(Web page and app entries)
---*---

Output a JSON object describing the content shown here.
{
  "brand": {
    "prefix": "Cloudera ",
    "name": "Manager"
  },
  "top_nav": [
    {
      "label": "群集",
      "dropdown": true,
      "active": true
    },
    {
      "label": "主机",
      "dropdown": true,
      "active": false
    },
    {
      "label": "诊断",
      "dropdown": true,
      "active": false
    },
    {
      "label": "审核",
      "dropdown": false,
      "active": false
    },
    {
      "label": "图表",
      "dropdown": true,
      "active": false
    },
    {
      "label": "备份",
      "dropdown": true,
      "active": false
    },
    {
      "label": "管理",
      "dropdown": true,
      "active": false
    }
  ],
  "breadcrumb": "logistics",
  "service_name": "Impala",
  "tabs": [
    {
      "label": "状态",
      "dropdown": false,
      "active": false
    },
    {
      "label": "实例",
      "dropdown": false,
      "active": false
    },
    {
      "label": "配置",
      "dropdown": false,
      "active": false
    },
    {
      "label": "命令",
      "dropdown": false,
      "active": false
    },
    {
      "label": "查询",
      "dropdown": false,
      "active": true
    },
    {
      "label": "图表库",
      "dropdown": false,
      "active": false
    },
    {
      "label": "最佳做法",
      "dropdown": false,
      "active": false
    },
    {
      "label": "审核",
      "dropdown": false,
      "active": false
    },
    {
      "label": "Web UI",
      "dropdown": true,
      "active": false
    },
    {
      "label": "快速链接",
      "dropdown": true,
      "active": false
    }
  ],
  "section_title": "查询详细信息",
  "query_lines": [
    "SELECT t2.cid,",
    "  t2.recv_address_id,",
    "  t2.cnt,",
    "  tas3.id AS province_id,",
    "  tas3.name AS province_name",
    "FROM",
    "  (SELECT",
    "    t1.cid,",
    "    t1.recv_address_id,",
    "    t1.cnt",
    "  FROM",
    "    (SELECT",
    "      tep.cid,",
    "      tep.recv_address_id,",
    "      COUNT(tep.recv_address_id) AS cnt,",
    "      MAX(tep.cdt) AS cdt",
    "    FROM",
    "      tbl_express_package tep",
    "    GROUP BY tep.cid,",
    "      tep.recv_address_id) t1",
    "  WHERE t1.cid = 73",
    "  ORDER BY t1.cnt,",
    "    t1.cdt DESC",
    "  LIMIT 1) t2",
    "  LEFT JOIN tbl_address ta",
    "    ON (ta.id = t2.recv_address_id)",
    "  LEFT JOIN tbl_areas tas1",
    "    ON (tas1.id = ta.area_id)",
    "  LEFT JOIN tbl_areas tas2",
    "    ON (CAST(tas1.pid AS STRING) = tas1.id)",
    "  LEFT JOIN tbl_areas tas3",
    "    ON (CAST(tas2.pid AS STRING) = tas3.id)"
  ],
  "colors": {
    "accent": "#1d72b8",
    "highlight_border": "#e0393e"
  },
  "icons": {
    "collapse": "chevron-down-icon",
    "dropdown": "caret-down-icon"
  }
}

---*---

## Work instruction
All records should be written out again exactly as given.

## Solution for this task
Output a JSON object describing the content shown here.
{
  "brand": {
    "prefix": "Cloudera ",
    "name": "Manager"
  },
  "top_nav": [
    {
      "label": "群集",
      "dropdown": true,
      "active": true
    },
    {
      "label": "主机",
      "dropdown": true,
      "active": false
    },
    {
      "label": "诊断",
      "dropdown": true,
      "active": false
    },
    {
      "label": "审核",
      "dropdown": false,
      "active": false
    },
    {
      "label": "图表",
      "dropdown": true,
      "active": false
    },
    {
      "label": "备份",
      "dropdown": true,
      "active": false
    },
    {
      "label": "管理",
      "dropdown": true,
      "active": false
    }
  ],
  "breadcrumb": "logistics",
  "service_name": "Impala",
  "tabs": [
    {
      "label": "状态",
      "dropdown": false,
      "active": false
    },
    {
      "label": "实例",
      "dropdown": false,
      "active": false
    },
    {
      "label": "配置",
      "dropdown": false,
      "active": false
    },
    {
      "label": "命令",
      "dropdown": false,
      "active": false
    },
    {
      "label": "查询",
      "dropdown": false,
      "active": true
    },
    {
      "label": "图表库",
      "dropdown": false,
      "active": false
    },
    {
      "label": "最佳做法",
      "dropdown": false,
      "active": false
    },
    {
      "label": "审核",
      "dropdown": false,
      "active": false
    },
    {
      "label": "Web UI",
      "dropdown": true,
      "active": false
    },
    {
      "label": "快速链接",
      "dropdown": true,
      "active": false
    }
  ],
  "section_title": "查询详细信息",
  "query_lines": [
    "SELECT t2.cid,",
    "  t2.recv_address_id,",
    "  t2.cnt,",
    "  tas3.id AS province_id,",
    "  tas3.name AS province_name",
    "FROM",
    "  (SELECT",
    "    t1.cid,",
    "    t1.recv_address_id,",
    "    t1.cnt",
    "  FROM",
    "    (SELECT",
    "      tep.cid,",
    "      tep.recv_address_id,",
    "      COUNT(tep.recv_address_id) AS cnt,",
    "      MAX(tep.cdt) AS cdt",
    "    FROM",
    "      tbl_express_package tep",
    "    GROUP BY tep.cid,",
    "      tep.recv_address_id) t1",
    "  WHERE t1.cid = 73",
    "  ORDER BY t1.cnt,",
    "    t1.cdt DESC",
    "  LIMIT 1) t2",
    "  LEFT JOIN tbl_address ta",
    "    ON (ta.id = t2.recv_address_id)",
    "  LEFT JOIN tbl_areas tas1",
    "    ON (tas1.id = ta.area_id)",
    "  LEFT JOIN tbl_areas tas2",
    "    ON (CAST(tas1.pid AS STRING) = tas1.id)",
    "  LEFT JOIN tbl_areas tas3",
    "    ON (CAST(tas2.pid AS STRING) = tas3.id)"
  ],
  "colors": {
    "accent": "#1d72b8",
    "highlight_border": "#e0393e"
  },
  "icons": {
    "collapse": "chevron-down-icon",
    "dropdown": "caret-down-icon"
  }
}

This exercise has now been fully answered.